Your goal: For the word "Cloudy", count the lines of the data that include it and give only the total.

Records provided:
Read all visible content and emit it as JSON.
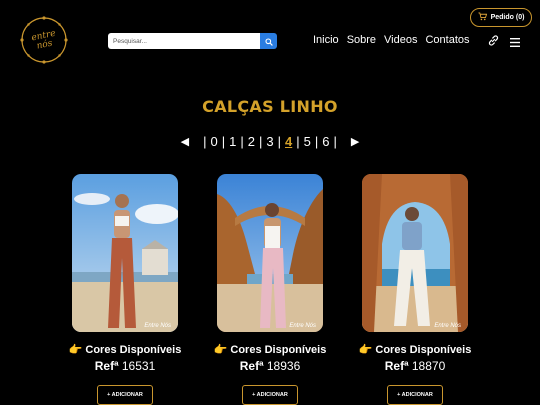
{
  "header": {
    "cart_label": "Pedido (0)",
    "logo_text": "entre nós",
    "search": {
      "placeholder": "Pesquisar..."
    },
    "nav": [
      "Inicio",
      "Sobre",
      "Videos",
      "Contatos"
    ],
    "icons": {
      "cart": "cart-icon",
      "search": "search-icon",
      "link": "link-icon",
      "menu": "hamburger-menu-icon"
    }
  },
  "main": {
    "title": "CALÇAS LINHO",
    "pager": {
      "prev": "◀",
      "next": "▶",
      "pages": [
        "0",
        "1",
        "2",
        "3",
        "4",
        "5",
        "6"
      ],
      "active": "4"
    },
    "products": [
      {
        "colors_label": "👉 Cores Disponíveis",
        "ref_prefix": "Refª",
        "ref_code": "16531",
        "add_label": "+ ADICIONAR",
        "watermark": "Entre Nós",
        "pants_color": "#b55a3a"
      },
      {
        "colors_label": "👉 Cores Disponíveis",
        "ref_prefix": "Refª",
        "ref_code": "18936",
        "add_label": "+ ADICIONAR",
        "watermark": "Entre Nós",
        "pants_color": "#e8b9c4"
      },
      {
        "colors_label": "👉 Cores Disponíveis",
        "ref_prefix": "Refª",
        "ref_code": "18870",
        "add_label": "+ ADICIONAR",
        "watermark": "Entre Nós",
        "pants_color": "#f2eee6"
      }
    ]
  },
  "colors": {
    "accent": "#d4a22a",
    "border": "#c9962e",
    "search_button": "#2a7de1",
    "background": "#000000"
  }
}
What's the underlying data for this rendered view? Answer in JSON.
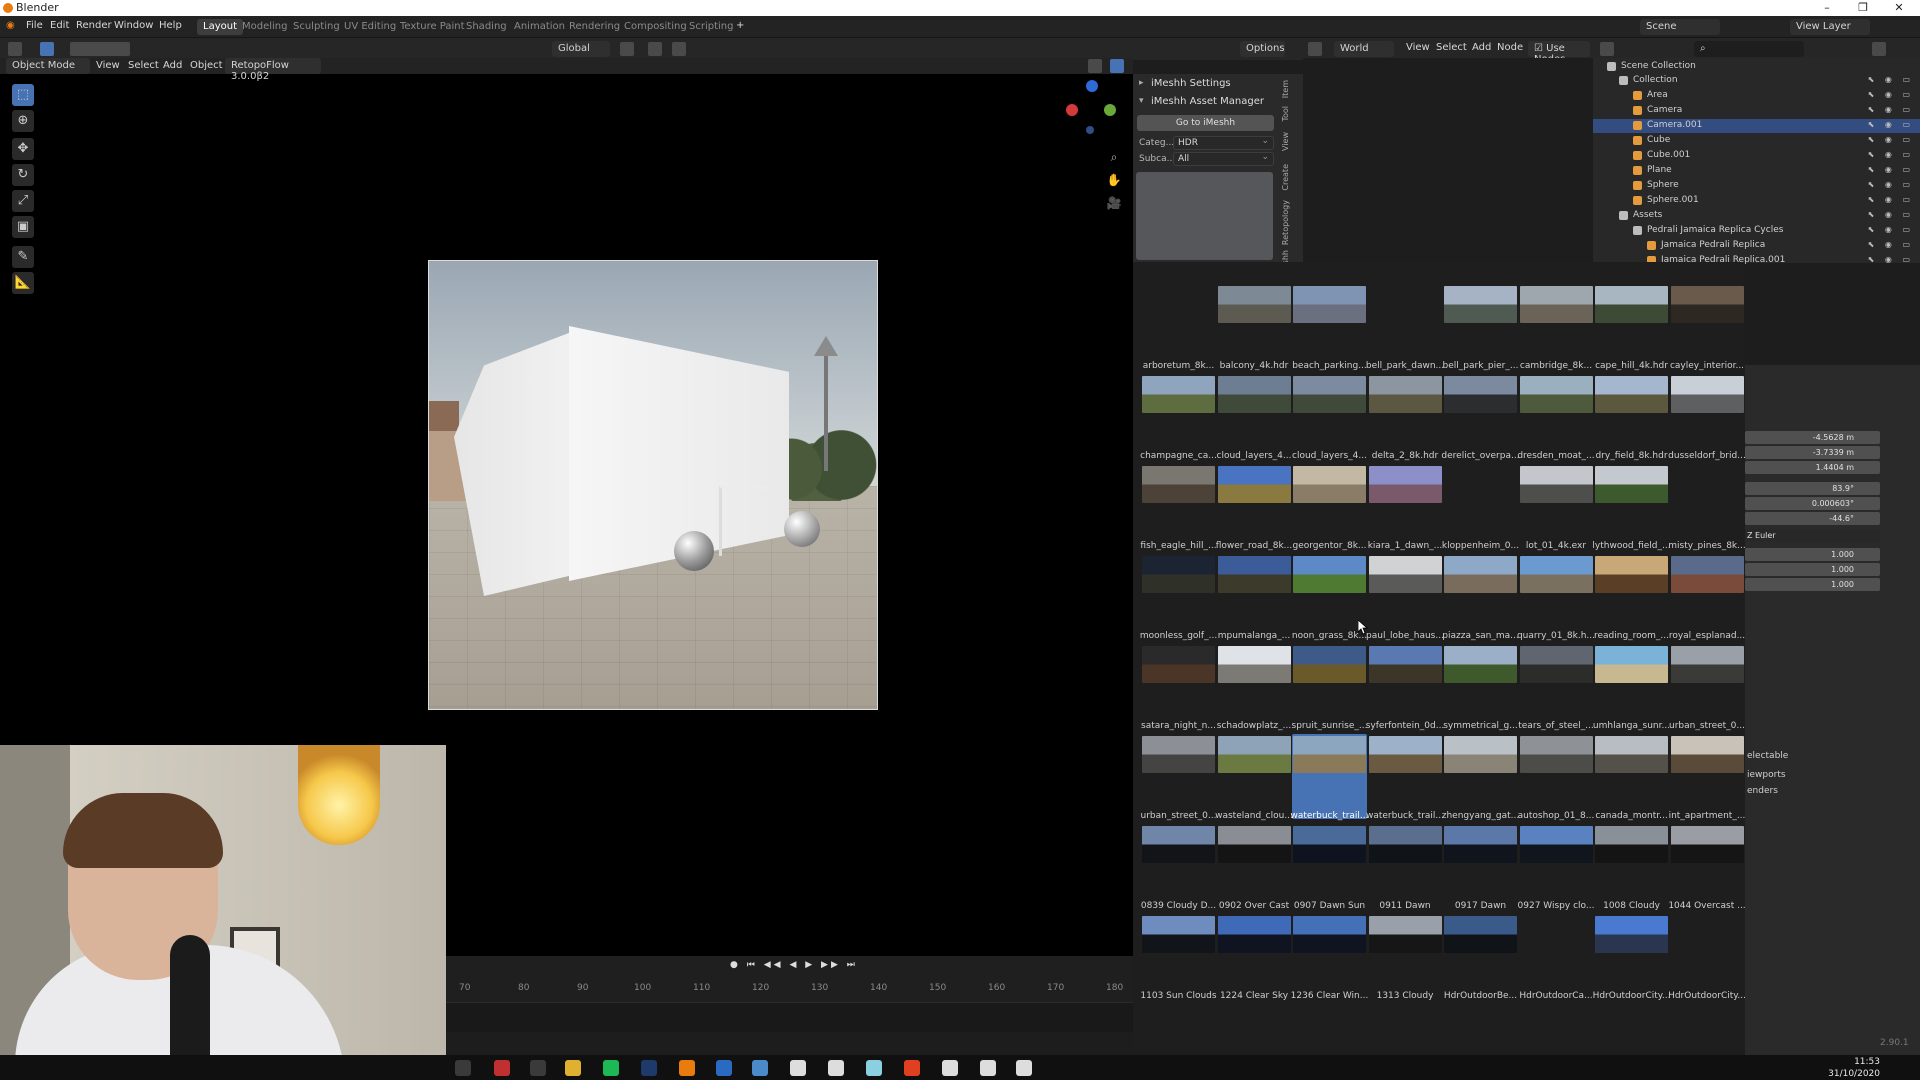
{
  "window": {
    "title": "Blender",
    "minimize": "–",
    "maximize": "❐",
    "close": "✕"
  },
  "menubar": {
    "menus": [
      "File",
      "Edit",
      "Render",
      "Window",
      "Help"
    ],
    "workspaces": [
      "Layout",
      "Modeling",
      "Sculpting",
      "UV Editing",
      "Texture Paint",
      "Shading",
      "Animation",
      "Rendering",
      "Compositing",
      "Scripting"
    ],
    "active_workspace": "Layout",
    "add_tab": "+",
    "scene": "Scene",
    "view_layer": "View Layer"
  },
  "viewport_header": {
    "mode": "Object Mode",
    "menus": [
      "View",
      "Select",
      "Add",
      "Object"
    ],
    "addon": "RetopoFlow 3.0.0β2",
    "transform_orientation": "Global",
    "options": "Options"
  },
  "node_header": {
    "world": "World",
    "menus": [
      "View",
      "Select",
      "Add",
      "Node"
    ],
    "use_nodes": "Use Nodes"
  },
  "imeshh": {
    "settings_label": "iMeshh Settings",
    "asset_manager_label": "iMeshh Asset Manager",
    "goto_button": "Go to iMeshh",
    "category_label": "Categ...",
    "category_value": "HDR",
    "subcategory_label": "Subca...",
    "subcategory_value": "All"
  },
  "side_tabs": [
    "Item",
    "Tool",
    "View",
    "Create",
    "Retopology",
    "iMeshh"
  ],
  "outliner": {
    "root": "Scene Collection",
    "rows": [
      {
        "name": "Collection",
        "indent": 1,
        "icon": "collection-icon",
        "color": "#bcbcbc"
      },
      {
        "name": "Area",
        "indent": 2,
        "icon": "light-icon",
        "color": "#e39b3d"
      },
      {
        "name": "Camera",
        "indent": 2,
        "icon": "camera-icon",
        "color": "#e39b3d"
      },
      {
        "name": "Camera.001",
        "indent": 2,
        "icon": "camera-icon",
        "color": "#e39b3d",
        "selected": true
      },
      {
        "name": "Cube",
        "indent": 2,
        "icon": "mesh-icon",
        "color": "#e39b3d"
      },
      {
        "name": "Cube.001",
        "indent": 2,
        "icon": "mesh-icon",
        "color": "#e39b3d"
      },
      {
        "name": "Plane",
        "indent": 2,
        "icon": "mesh-icon",
        "color": "#e39b3d"
      },
      {
        "name": "Sphere",
        "indent": 2,
        "icon": "mesh-icon",
        "color": "#e39b3d"
      },
      {
        "name": "Sphere.001",
        "indent": 2,
        "icon": "mesh-icon",
        "color": "#e39b3d"
      },
      {
        "name": "Assets",
        "indent": 1,
        "icon": "collection-icon",
        "color": "#bcbcbc"
      },
      {
        "name": "Pedrali Jamaica Replica Cycles",
        "indent": 2,
        "icon": "collection-icon",
        "color": "#bcbcbc"
      },
      {
        "name": "Jamaica Pedrali Replica",
        "indent": 3,
        "icon": "mesh-icon",
        "color": "#e39b3d"
      },
      {
        "name": "Jamaica Pedrali Replica.001",
        "indent": 3,
        "icon": "mesh-icon",
        "color": "#e39b3d"
      }
    ]
  },
  "properties": {
    "location": [
      "-4.5628 m",
      "-3.7339 m",
      "1.4404 m"
    ],
    "rotation": [
      "83.9°",
      "0.000603°",
      "-44.6°"
    ],
    "rotation_mode": "Z Euler",
    "scale": [
      "1.000",
      "1.000",
      "1.000"
    ],
    "labels": [
      "electable",
      "iewports",
      "enders"
    ]
  },
  "hdri_grid": [
    {
      "label": "arboretum_8k...",
      "c1": "#1e1e1e",
      "c2": "#1e1e1e"
    },
    {
      "label": "balcony_4k.hdr",
      "c1": "#7d8a96",
      "c2": "#5d5a52"
    },
    {
      "label": "beach_parking...",
      "c1": "#7f93b3",
      "c2": "#6b7080"
    },
    {
      "label": "bell_park_dawn...",
      "c1": "#1e1e1e",
      "c2": "#1e1e1e"
    },
    {
      "label": "bell_park_pier_...",
      "c1": "#a6b3c4",
      "c2": "#4f5a52"
    },
    {
      "label": "cambridge_8k...",
      "c1": "#9ea7ad",
      "c2": "#6c6358"
    },
    {
      "label": "cape_hill_4k.hdr",
      "c1": "#a8b6c2",
      "c2": "#3d4a35"
    },
    {
      "label": "cayley_interior...",
      "c1": "#6a5a4b",
      "c2": "#2e2823"
    },
    {
      "label": "champagne_ca...",
      "c1": "#8fa4bd",
      "c2": "#5d6d3f"
    },
    {
      "label": "cloud_layers_4...",
      "c1": "#6e7e92",
      "c2": "#3f4a3a"
    },
    {
      "label": "cloud_layers_4...",
      "c1": "#7c8ba0",
      "c2": "#3f4a3a"
    },
    {
      "label": "delta_2_8k.hdr",
      "c1": "#8b96a1",
      "c2": "#5b5740"
    },
    {
      "label": "derelict_overpa...",
      "c1": "#7c8aa0",
      "c2": "#2b2d2f"
    },
    {
      "label": "dresden_moat_...",
      "c1": "#9ab0bf",
      "c2": "#4d5a3c"
    },
    {
      "label": "dry_field_8k.hdr",
      "c1": "#a4b7cf",
      "c2": "#5b583e"
    },
    {
      "label": "dusseldorf_brid...",
      "c1": "#c9cfd6",
      "c2": "#5d5f60"
    },
    {
      "label": "fish_eagle_hill_...",
      "c1": "#7a7670",
      "c2": "#4d4238"
    },
    {
      "label": "flower_road_8k...",
      "c1": "#4a74c2",
      "c2": "#8a7a40"
    },
    {
      "label": "georgentor_8k...",
      "c1": "#c2b8a3",
      "c2": "#8a7c66"
    },
    {
      "label": "kiara_1_dawn_...",
      "c1": "#8c8fc8",
      "c2": "#7a5a6a"
    },
    {
      "label": "kloppenheim_0...",
      "c1": "#1e1e1e",
      "c2": "#1e1e1e"
    },
    {
      "label": "lot_01_4k.exr",
      "c1": "#c3c7cc",
      "c2": "#4e4f4c"
    },
    {
      "label": "lythwood_field_...",
      "c1": "#c3c9cf",
      "c2": "#3d5a2e"
    },
    {
      "label": "misty_pines_8k...",
      "c1": "#1e1e1e",
      "c2": "#1e1e1e"
    },
    {
      "label": "moonless_golf_...",
      "c1": "#1c2333",
      "c2": "#2f3027"
    },
    {
      "label": "mpumalanga_...",
      "c1": "#3b5c98",
      "c2": "#3c3a2a"
    },
    {
      "label": "noon_grass_8k...",
      "c1": "#5d89c7",
      "c2": "#4f7a32"
    },
    {
      "label": "paul_lobe_haus...",
      "c1": "#d0d2d4",
      "c2": "#5a5a58"
    },
    {
      "label": "piazza_san_ma...",
      "c1": "#8ea8c8",
      "c2": "#7a6c5c"
    },
    {
      "label": "quarry_01_8k.h...",
      "c1": "#6a9ad0",
      "c2": "#7a7060"
    },
    {
      "label": "reading_room_...",
      "c1": "#c9a878",
      "c2": "#5a3f26"
    },
    {
      "label": "royal_esplanad...",
      "c1": "#5a6a8a",
      "c2": "#7a4a3a"
    },
    {
      "label": "satara_night_n...",
      "c1": "#2a2a2a",
      "c2": "#4a3526"
    },
    {
      "label": "schadowplatz_...",
      "c1": "#dfe3e8",
      "c2": "#7c7a74"
    },
    {
      "label": "spruit_sunrise_...",
      "c1": "#3e5a88",
      "c2": "#6a5a2a"
    },
    {
      "label": "syferfontein_0d...",
      "c1": "#5a78b2",
      "c2": "#3b3628"
    },
    {
      "label": "symmetrical_g...",
      "c1": "#9bb0c8",
      "c2": "#3e5a2c"
    },
    {
      "label": "tears_of_steel_...",
      "c1": "#5f6670",
      "c2": "#2c2c2a"
    },
    {
      "label": "umhlanga_sunr...",
      "c1": "#7ab2d8",
      "c2": "#c8b890"
    },
    {
      "label": "urban_street_0...",
      "c1": "#9aa0a8",
      "c2": "#3a3a38"
    },
    {
      "label": "urban_street_0...",
      "c1": "#8c9096",
      "c2": "#444442"
    },
    {
      "label": "wasteland_clou...",
      "c1": "#8ea3b8",
      "c2": "#6a7a40"
    },
    {
      "label": "waterbuck_trail...",
      "c1": "#8da6bf",
      "c2": "#8a7a5a",
      "selected": true
    },
    {
      "label": "waterbuck_trail...",
      "c1": "#9db2c8",
      "c2": "#6a5a42"
    },
    {
      "label": "zhengyang_gat...",
      "c1": "#b9c0c6",
      "c2": "#8a8476"
    },
    {
      "label": "autoshop_01_8...",
      "c1": "#8e9296",
      "c2": "#4c4c48"
    },
    {
      "label": "canada_montr...",
      "c1": "#b8bdc3",
      "c2": "#54504a"
    },
    {
      "label": "int_apartment_...",
      "c1": "#c8c2b8",
      "c2": "#5a4a3a"
    },
    {
      "label": "0839 Cloudy D...",
      "c1": "#6f86a8",
      "c2": "#121418"
    },
    {
      "label": "0902 Over Cast",
      "c1": "#8a8e94",
      "c2": "#141414"
    },
    {
      "label": "0907 Dawn Sun",
      "c1": "#4a6a9a",
      "c2": "#0f1320"
    },
    {
      "label": "0911 Dawn",
      "c1": "#5a6e8e",
      "c2": "#101318"
    },
    {
      "label": "0917 Dawn",
      "c1": "#5c78a8",
      "c2": "#10141c"
    },
    {
      "label": "0927 Wispy clo...",
      "c1": "#5a82c0",
      "c2": "#11151e"
    },
    {
      "label": "1008 Cloudy",
      "c1": "#8a9098",
      "c2": "#141414"
    },
    {
      "label": "1044 Overcast ...",
      "c1": "#9a9ea4",
      "c2": "#151515"
    },
    {
      "label": "1103 Sun Clouds",
      "c1": "#6e8cbe",
      "c2": "#111419"
    },
    {
      "label": "1224 Clear Sky",
      "c1": "#3f6ab8",
      "c2": "#0f1420"
    },
    {
      "label": "1236 Clear Win...",
      "c1": "#4470b8",
      "c2": "#0f1420"
    },
    {
      "label": "1313 Cloudy",
      "c1": "#9aa0aa",
      "c2": "#161616"
    },
    {
      "label": "HdrOutdoorBe...",
      "c1": "#3a5a8a",
      "c2": "#101418"
    },
    {
      "label": "HdrOutdoorCa...",
      "c1": "#1e1e1e",
      "c2": "#1e1e1e"
    },
    {
      "label": "HdrOutdoorCity...",
      "c1": "#4a7ad0",
      "c2": "#2a3550"
    },
    {
      "label": "HdrOutdoorCity...",
      "c1": "#1e1e1e",
      "c2": "#1e1e1e"
    }
  ],
  "timeline": {
    "ticks": [
      "70",
      "80",
      "90",
      "100",
      "110",
      "120",
      "130",
      "140",
      "150",
      "160",
      "170",
      "180"
    ],
    "controls": [
      "●",
      "⏮",
      "◀◀",
      "◀",
      "▶",
      "▶▶",
      "⏭"
    ]
  },
  "taskbar": {
    "time": "11:53",
    "date": "31/10/2020",
    "icons": [
      {
        "name": "start-icon",
        "color": "#3a3a3a"
      },
      {
        "name": "app-icon",
        "color": "#c03030"
      },
      {
        "name": "app-icon",
        "color": "#3a3a3a"
      },
      {
        "name": "chrome-icon",
        "color": "#e0b030"
      },
      {
        "name": "spotify-icon",
        "color": "#1db954"
      },
      {
        "name": "photoshop-icon",
        "color": "#1d3a6a"
      },
      {
        "name": "blender-icon",
        "color": "#e87d0d"
      },
      {
        "name": "app-icon",
        "color": "#2a6ac0"
      },
      {
        "name": "app-icon",
        "color": "#4a8ac8"
      },
      {
        "name": "app-icon",
        "color": "#dddddd"
      },
      {
        "name": "app-icon",
        "color": "#dddddd"
      },
      {
        "name": "app-icon",
        "color": "#8ad0e0"
      },
      {
        "name": "app-icon",
        "color": "#e04020"
      },
      {
        "name": "app-icon",
        "color": "#dddddd"
      },
      {
        "name": "app-icon",
        "color": "#dddddd"
      },
      {
        "name": "app-icon",
        "color": "#dddddd"
      }
    ]
  },
  "version": "2.90.1"
}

Exercise solution: 3